Task item:
Throughout the records below, find the lines with the string "Message" and give how many there are, nothing else.

Top of Material for this task

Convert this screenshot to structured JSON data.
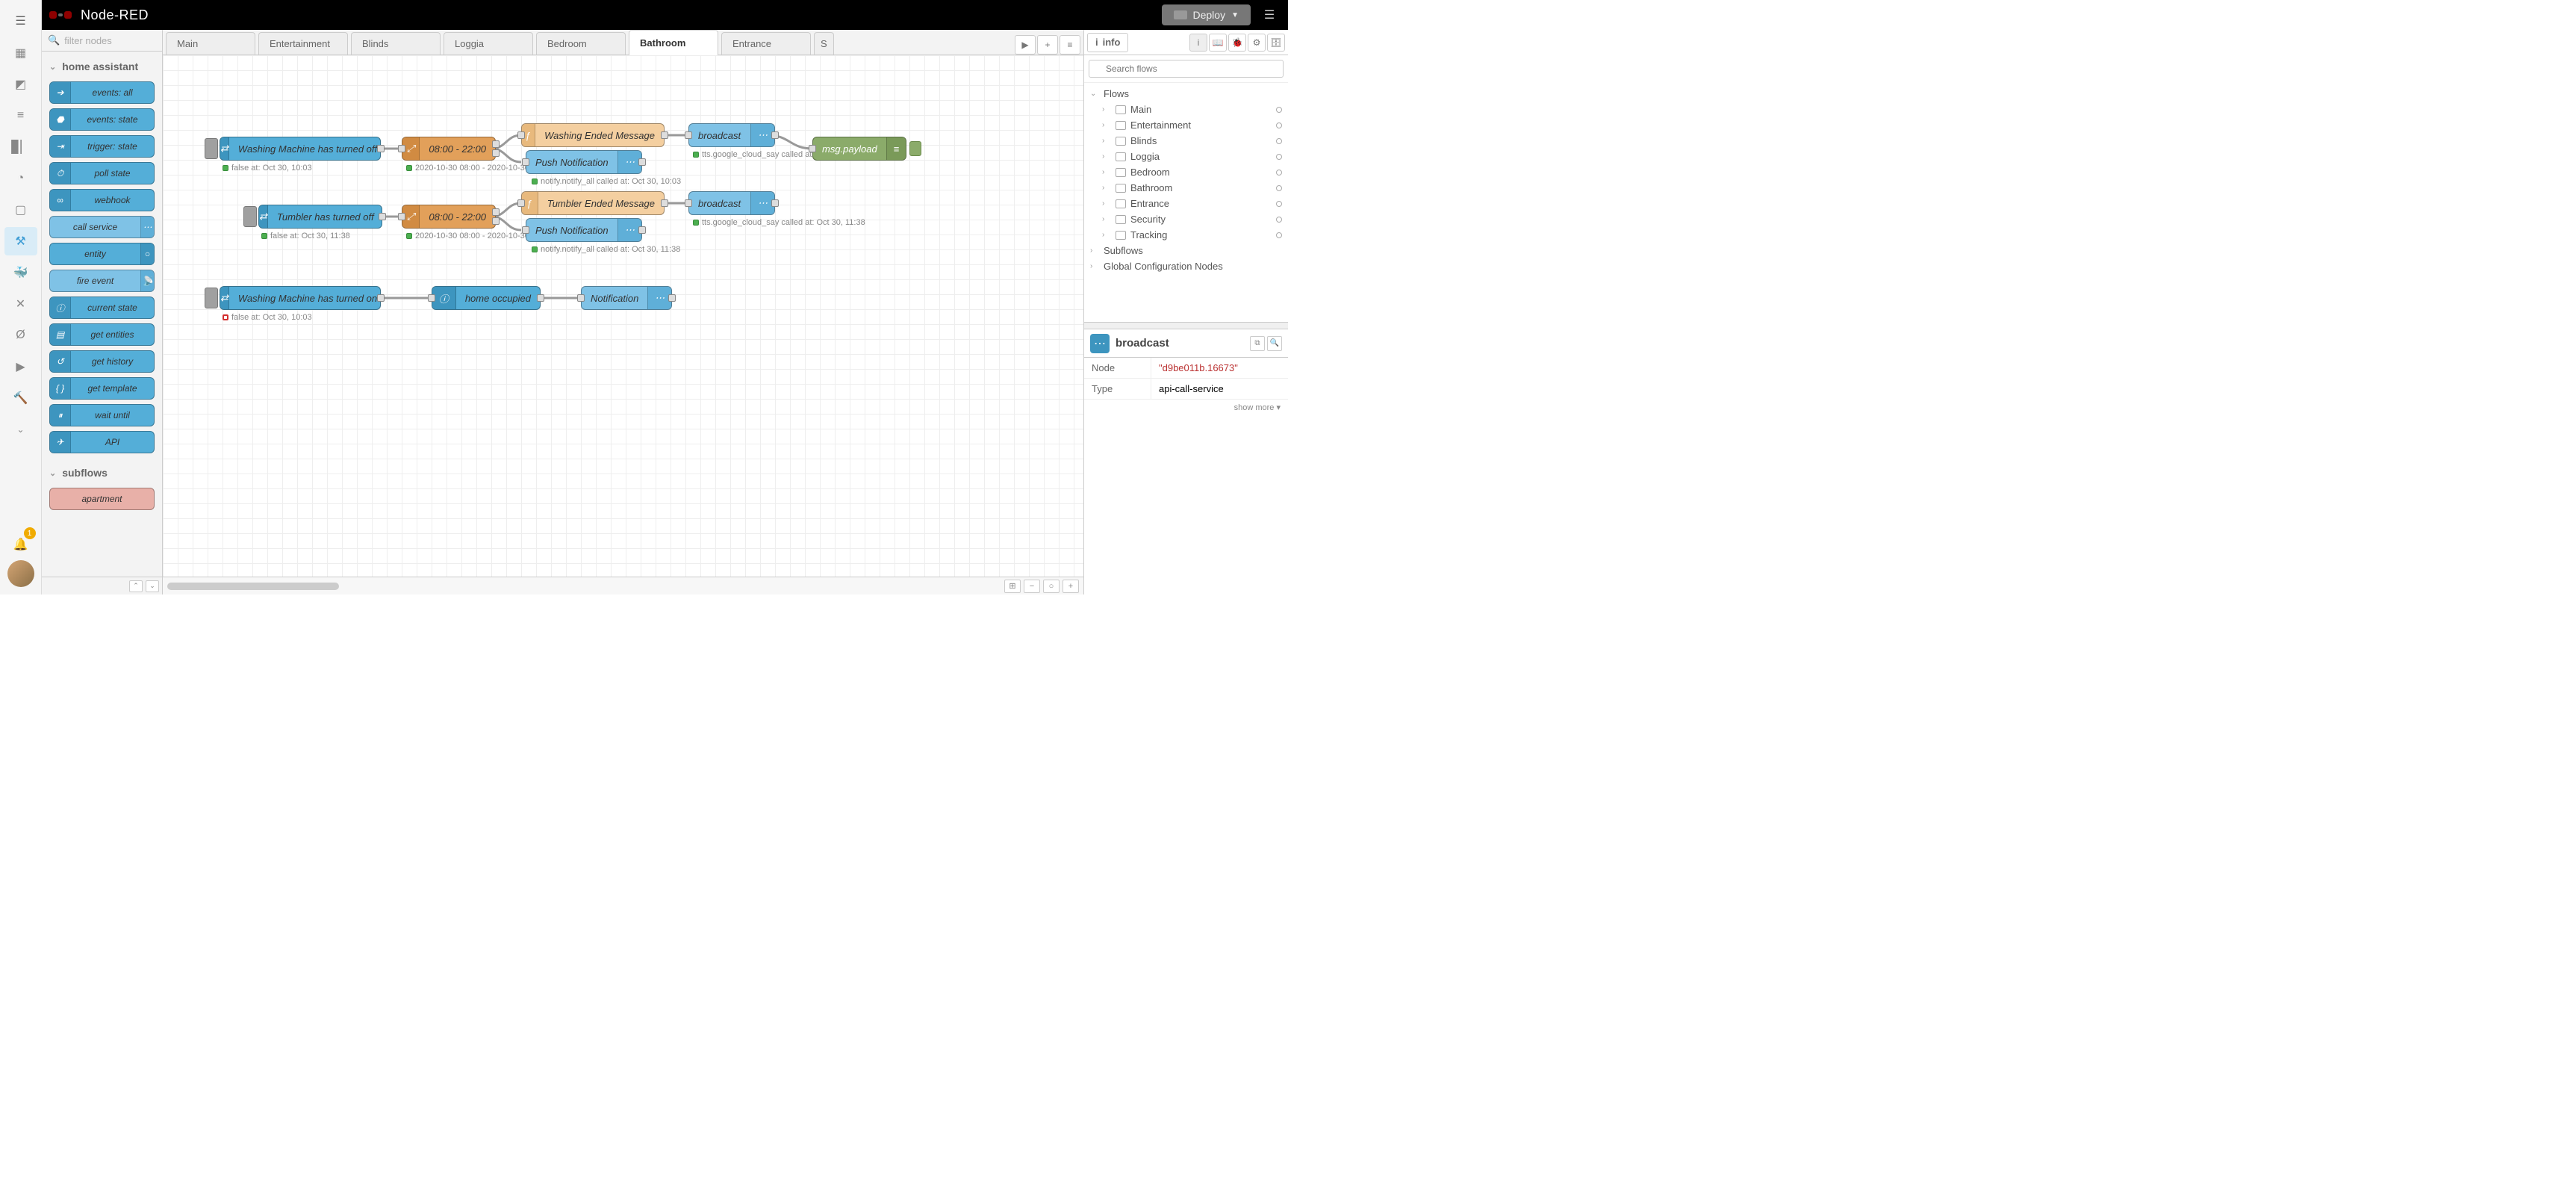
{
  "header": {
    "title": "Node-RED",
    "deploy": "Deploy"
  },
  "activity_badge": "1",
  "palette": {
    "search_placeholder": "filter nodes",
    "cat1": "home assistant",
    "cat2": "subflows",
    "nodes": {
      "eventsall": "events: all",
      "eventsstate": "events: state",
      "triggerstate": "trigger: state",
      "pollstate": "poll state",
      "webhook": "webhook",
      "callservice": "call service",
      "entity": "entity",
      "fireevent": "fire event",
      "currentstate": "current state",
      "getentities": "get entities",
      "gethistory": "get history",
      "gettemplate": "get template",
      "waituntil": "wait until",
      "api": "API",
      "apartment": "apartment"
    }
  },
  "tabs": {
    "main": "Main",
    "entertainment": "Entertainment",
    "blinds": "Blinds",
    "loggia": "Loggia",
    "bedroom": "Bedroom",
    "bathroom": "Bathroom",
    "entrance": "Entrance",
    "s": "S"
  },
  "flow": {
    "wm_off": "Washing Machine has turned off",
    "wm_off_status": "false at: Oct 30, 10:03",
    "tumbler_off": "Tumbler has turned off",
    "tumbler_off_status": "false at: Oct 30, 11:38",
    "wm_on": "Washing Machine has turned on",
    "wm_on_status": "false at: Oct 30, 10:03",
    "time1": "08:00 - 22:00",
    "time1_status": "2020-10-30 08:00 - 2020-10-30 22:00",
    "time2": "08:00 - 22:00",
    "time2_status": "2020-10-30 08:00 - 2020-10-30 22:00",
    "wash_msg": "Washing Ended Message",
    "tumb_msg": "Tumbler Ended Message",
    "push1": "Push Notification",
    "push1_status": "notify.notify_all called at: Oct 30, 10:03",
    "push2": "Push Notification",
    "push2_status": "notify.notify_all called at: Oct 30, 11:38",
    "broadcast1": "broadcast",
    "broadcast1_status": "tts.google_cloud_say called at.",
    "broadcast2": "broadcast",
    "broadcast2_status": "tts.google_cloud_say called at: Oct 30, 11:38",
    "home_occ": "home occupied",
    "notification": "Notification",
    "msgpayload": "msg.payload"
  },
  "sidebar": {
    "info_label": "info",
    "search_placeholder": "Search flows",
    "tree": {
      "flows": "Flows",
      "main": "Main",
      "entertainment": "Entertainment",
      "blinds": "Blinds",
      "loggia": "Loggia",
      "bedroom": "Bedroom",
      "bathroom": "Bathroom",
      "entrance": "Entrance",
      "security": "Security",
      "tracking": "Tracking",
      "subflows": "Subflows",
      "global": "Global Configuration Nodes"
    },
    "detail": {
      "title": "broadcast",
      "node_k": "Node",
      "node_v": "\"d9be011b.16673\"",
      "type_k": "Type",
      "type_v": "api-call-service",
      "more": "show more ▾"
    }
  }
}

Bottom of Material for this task
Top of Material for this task

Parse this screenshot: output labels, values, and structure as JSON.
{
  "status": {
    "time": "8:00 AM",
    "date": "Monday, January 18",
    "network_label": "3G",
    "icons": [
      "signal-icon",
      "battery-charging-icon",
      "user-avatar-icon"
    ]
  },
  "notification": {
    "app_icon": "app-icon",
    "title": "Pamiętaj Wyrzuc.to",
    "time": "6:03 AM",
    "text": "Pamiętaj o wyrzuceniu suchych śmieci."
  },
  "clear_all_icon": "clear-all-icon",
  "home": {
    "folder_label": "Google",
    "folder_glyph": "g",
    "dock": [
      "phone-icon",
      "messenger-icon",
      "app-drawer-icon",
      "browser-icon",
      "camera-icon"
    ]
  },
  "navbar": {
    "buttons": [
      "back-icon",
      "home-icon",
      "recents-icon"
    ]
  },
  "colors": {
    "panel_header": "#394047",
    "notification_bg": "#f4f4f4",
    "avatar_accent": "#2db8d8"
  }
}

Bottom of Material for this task

Output below:
2